"The numbers always tell the story," Couch said.

Couch spoke as part of the Clark County Friends of the Elder Justice Center's fourth annual elder abuse conference, Building Bridges: Serving and Protecting Vulnerable Adults. The event is intended to educate the public about how to recognize, prevent and stop elder abuse and is geared toward law enforcement, attorneys and others who work with vulnerable adults.

Couch said she mostly works for clients who want to uncover fraud in their companies, but she has had an increasing number of clients related to personal financial exploitation, including of vulnerable adults and in divorce cases.

A number of external pressures, including unemployment, debt and other economic tolls, may give people an incentive to commit fraud.

"We can't control the pressures," Couch said. "The only thing we can do is limit an opportunity to commit fraud."

Fraudsters often rationalize their behavior, she said.

The son of the elderly woman whose $500,000 vanished later admitted to spending the money to pay off credit card bills, buy a car, send his daughter to private school, make home improvements and purchase other items, Couch said.

That type of fraud is known as asset misappropriation. About 67 percent of fraud is asset misappropriation, according to the Association of Certified Fraud Examiners.

The son, who earned a six-figure salary at his job, told police that he felt entitled to his mother's money because he would have inherited it after his mother's death, Couch said.

In fact, the elderly woman had been saving the money for the long-term care of her other son, who had a developmental disability, Couch said.

The son pleaded guilty to stealing the $500,000. He was sentenced to a prison term and was required to pay all the money back, Couch said.

"Fraud never happens from anybody you don't like. Never," she said. "Every fraud case I know has been perpetuated by the last person the vulnerable adult or business thought would do that to them."

Couch said she uncovered the fraud by looking at the elderly woman's spending habits before she gave her son power of attorney. The woman was so frugal that she didn't heat her house and subsided on inexpensive foods, such as Spam and macaroni and cheese. In the first month her son received power of attorney, her spending immediately skyrocketed by tens of thousands of dollars, Couch said.

Other behaviors that may characterize a fraudster include pushing others away, obsessing over maintaining control and spending beyond their means, she said.

She said in order to prevent fraud of a vulnerable adult, a third party who isn't the one with power of attorney should monitor the vulnerable adult's finances by looking at bank statements, canceled checks, receipts and bills.

The third party, who could be another relative or friend, should look to see whether the vulnerable adult's bills have gone up, identify all of the vulnerable adult's revenue sources and if possible, talk to the vulnerable adult about his or her habits, she said. Is the vulnerable adult paying for two cable bills instead of one? Does the vulnerable adult actually use a cellphone if there is a bill for one? Do doctor's appointments match the dates when a caregiver marks down travel or medication expenses?

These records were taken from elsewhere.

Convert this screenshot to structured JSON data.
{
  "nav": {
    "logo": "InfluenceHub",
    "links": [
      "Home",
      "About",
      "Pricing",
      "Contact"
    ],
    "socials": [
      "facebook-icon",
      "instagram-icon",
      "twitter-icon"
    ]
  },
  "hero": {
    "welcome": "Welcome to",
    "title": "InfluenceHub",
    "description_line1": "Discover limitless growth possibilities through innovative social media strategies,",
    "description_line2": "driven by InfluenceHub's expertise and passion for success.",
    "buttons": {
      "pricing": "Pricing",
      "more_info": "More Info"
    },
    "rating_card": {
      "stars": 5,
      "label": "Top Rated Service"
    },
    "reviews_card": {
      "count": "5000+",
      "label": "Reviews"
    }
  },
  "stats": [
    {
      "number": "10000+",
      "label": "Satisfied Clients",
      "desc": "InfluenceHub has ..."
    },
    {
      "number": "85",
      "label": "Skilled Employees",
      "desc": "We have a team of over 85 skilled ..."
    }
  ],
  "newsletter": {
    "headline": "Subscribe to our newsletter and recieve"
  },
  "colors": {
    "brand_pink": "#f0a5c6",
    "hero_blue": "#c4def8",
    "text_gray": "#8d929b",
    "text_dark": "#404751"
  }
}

"There are all kinds of ways people can get money from people who don't know any better," Couch said.

This year's conference was held at Southwest Washington Medical Center's Mill Plain campus in Vancouver. It has been free of charge for its first four years and sponsored by local businesses and agencies. Next year, organizers plan to charge a nominal fee for participation, said Dianna Kretzschmar of Friends of the Elder Justice Center.

In addition to Friends of the Elder Justice Center, the Clark County Prosecuting Attorney's Office, PeaceHealth, Vancouver Police Department and Clark County Sheriff's Office helped to organize the event.

Friends of the Elder Justice Center, an ancillary organization of the Elder Justice Center, was formed to provide vulnerable adult resources and support not available through the judicial system or Adult Protective Services. The Elder Justice Center was founded in May 2011 in the Clark County Prosecuting Attorney's Office to prosecute cases of elder abuse investigated by Adult Protective Services.

To report suspected abuse of a vulnerable adult, call the statewide abuse hotline at 1-866-363-4276.